Recorded data:

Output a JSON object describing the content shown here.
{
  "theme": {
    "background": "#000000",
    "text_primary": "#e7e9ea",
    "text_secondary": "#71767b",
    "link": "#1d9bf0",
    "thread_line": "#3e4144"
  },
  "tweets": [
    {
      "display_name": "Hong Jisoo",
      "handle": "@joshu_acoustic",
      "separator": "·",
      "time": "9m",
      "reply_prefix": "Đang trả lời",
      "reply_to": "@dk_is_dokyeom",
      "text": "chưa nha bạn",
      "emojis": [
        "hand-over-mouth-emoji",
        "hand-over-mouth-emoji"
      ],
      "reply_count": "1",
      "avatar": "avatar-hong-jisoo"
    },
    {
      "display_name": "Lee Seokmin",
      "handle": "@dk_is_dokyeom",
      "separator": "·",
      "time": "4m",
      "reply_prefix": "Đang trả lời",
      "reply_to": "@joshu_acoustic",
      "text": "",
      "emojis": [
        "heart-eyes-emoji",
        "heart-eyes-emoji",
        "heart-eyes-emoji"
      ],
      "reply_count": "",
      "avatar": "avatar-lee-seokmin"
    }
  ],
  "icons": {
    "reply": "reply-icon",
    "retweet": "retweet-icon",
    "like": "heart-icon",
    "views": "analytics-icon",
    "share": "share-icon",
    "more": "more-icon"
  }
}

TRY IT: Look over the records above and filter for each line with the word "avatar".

RESULT:
      "avatar": "avatar-hong-jisoo"
      "avatar": "avatar-lee-seokmin"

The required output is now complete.